subsidies of others.
In our estimation, it is time to overhaul this program. Will it be easy? No. Is it possible? Yes.
As Dan Walsh said recently: “If Congress can repeal the tax added to your telephone bill that was first imposed to fund the Spanish American War and never repealed until this year, then New York can eliminate the fund created to aid returning World War II veterans.”
In conclusion, we would ask that the members of this commission pay careful attention to the experience that other states have closed or eliminated their funds. Those states are Alabama, Colorado, Connecticut, Florida, Kansas, Kentucky, Maine, Minnesota, Nebraska, New Mexico, Oklahoma, Oregon, Rhode Island, South Dakota, Vermont and Utah.
What is perhaps most important to learn from these states are the transition issues? It is important to know how, based upon their experience, the transition can be made to work smoothly for all parties involved.
We understand that employers will not see significant short term rate reduction if it closes its second injury fund to any new claimant.

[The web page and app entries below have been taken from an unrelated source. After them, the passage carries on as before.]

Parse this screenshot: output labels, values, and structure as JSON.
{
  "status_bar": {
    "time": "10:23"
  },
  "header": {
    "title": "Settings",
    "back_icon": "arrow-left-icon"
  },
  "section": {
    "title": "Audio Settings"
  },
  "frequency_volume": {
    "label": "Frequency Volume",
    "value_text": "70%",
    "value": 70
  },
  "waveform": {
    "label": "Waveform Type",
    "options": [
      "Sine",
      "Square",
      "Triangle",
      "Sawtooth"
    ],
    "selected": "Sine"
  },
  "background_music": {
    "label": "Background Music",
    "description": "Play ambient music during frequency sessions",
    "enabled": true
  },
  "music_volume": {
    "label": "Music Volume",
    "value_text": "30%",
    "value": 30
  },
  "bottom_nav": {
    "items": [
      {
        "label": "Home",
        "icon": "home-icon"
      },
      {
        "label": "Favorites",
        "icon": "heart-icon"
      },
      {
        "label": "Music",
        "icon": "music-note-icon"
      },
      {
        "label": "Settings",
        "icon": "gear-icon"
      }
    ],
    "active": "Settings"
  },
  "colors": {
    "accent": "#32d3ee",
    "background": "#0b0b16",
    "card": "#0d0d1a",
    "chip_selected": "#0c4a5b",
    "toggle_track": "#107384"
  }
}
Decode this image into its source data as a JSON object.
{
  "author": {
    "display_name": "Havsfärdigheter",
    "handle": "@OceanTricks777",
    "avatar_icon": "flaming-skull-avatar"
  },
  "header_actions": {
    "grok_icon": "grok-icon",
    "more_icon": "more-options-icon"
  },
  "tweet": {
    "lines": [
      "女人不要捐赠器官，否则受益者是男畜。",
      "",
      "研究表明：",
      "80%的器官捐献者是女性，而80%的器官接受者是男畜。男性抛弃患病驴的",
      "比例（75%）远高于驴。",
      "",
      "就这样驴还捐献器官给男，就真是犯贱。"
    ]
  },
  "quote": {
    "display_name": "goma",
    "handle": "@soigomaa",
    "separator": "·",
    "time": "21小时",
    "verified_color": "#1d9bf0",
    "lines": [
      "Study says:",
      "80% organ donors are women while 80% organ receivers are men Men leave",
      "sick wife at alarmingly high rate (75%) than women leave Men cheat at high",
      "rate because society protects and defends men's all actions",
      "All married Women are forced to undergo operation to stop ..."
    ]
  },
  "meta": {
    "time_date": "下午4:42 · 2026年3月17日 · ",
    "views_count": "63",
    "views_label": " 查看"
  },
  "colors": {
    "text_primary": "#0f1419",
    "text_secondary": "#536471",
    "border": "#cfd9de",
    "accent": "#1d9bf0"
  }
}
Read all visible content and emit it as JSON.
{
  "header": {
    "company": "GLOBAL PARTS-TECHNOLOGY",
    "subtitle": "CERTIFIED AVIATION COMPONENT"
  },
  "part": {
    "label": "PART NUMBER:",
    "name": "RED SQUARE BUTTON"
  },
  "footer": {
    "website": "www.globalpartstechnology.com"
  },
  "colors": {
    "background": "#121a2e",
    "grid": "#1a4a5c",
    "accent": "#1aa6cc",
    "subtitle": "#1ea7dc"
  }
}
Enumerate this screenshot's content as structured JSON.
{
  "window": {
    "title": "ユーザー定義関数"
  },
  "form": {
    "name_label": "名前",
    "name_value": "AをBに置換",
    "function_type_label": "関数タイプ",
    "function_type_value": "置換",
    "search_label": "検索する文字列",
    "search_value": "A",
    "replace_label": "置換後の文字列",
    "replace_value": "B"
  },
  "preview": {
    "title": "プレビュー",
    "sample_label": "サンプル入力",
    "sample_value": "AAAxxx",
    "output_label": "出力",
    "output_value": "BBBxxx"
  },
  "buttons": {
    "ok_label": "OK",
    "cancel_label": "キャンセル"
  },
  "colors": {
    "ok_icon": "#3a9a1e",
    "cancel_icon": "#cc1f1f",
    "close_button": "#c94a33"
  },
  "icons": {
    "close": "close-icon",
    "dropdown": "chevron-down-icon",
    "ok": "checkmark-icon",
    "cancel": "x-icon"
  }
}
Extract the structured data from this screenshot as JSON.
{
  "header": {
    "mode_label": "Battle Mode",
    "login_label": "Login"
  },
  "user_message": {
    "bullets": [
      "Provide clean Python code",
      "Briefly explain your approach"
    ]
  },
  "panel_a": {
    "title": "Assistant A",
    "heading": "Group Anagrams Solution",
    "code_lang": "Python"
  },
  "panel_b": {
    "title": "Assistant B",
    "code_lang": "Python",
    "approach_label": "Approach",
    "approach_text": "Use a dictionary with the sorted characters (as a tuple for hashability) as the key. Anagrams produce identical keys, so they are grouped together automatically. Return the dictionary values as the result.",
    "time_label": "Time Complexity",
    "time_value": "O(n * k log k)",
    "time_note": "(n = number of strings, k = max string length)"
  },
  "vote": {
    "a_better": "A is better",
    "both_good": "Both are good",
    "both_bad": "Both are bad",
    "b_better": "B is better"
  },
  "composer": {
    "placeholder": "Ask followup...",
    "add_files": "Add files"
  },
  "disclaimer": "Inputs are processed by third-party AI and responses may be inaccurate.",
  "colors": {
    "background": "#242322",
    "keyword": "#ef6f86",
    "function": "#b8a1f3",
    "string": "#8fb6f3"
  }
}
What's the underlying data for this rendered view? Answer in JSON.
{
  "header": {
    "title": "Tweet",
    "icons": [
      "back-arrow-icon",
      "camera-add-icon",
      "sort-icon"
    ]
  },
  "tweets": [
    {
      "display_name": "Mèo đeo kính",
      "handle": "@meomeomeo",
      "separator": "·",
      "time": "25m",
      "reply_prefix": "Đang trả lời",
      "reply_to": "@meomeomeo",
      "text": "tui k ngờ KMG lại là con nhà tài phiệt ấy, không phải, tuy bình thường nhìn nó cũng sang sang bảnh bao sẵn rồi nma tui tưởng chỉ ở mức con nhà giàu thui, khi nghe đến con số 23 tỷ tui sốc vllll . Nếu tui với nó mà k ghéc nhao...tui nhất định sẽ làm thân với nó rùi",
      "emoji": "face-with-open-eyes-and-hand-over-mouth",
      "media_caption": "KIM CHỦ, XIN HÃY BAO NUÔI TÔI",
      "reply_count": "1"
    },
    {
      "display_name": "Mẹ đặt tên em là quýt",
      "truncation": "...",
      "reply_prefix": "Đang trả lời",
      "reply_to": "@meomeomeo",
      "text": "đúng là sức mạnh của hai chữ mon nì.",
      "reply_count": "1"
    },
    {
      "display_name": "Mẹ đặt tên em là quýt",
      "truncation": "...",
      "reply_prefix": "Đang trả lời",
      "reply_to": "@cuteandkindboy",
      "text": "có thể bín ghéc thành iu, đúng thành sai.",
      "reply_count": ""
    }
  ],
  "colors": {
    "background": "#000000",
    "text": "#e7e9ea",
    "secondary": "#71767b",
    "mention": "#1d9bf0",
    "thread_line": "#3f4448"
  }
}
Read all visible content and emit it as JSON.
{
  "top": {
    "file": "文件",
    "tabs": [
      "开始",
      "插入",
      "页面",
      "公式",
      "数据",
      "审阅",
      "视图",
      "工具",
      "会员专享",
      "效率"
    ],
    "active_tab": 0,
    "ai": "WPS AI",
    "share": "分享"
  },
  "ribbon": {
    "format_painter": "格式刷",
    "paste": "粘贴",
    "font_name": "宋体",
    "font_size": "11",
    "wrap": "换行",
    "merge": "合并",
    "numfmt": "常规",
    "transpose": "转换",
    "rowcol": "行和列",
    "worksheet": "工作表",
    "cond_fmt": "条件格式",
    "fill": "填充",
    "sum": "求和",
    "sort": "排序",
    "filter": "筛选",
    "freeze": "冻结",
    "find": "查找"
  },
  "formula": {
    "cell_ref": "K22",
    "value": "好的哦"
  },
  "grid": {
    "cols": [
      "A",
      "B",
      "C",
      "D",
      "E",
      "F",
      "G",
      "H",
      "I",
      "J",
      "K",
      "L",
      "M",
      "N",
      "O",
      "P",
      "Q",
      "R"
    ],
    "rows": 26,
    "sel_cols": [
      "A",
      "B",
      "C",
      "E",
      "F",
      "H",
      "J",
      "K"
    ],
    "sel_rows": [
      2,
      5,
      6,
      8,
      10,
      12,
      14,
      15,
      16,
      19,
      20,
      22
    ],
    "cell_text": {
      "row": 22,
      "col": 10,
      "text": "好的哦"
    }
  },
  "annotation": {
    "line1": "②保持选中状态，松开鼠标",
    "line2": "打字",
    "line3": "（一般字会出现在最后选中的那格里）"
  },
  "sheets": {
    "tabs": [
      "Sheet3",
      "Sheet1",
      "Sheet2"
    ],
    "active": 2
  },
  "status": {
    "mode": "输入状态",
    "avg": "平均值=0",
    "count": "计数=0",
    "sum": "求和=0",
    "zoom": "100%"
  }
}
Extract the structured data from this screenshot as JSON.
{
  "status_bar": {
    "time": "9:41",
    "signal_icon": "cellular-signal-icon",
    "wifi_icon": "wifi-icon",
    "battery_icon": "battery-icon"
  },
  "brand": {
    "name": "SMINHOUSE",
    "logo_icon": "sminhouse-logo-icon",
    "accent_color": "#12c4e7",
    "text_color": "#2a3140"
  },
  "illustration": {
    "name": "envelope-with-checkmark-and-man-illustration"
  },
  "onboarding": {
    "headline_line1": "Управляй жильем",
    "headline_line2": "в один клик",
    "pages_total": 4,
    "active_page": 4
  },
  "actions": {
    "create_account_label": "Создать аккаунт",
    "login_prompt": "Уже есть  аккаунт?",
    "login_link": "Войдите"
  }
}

We would expect to see a gradual reduction but it is changing the trend line which is important coupled with a return to a funding mechanism which puts financial responsibility on the safety of the workplace.
We hope that in 2001 New York will put in place policies that will see the experience of the assessments parallel what we have seen with workers’ compensation rates over the past six years – lower, more competitive and based on the safety record of the employer.
Thank you for this opportunity to address the commission.
September 6, 2000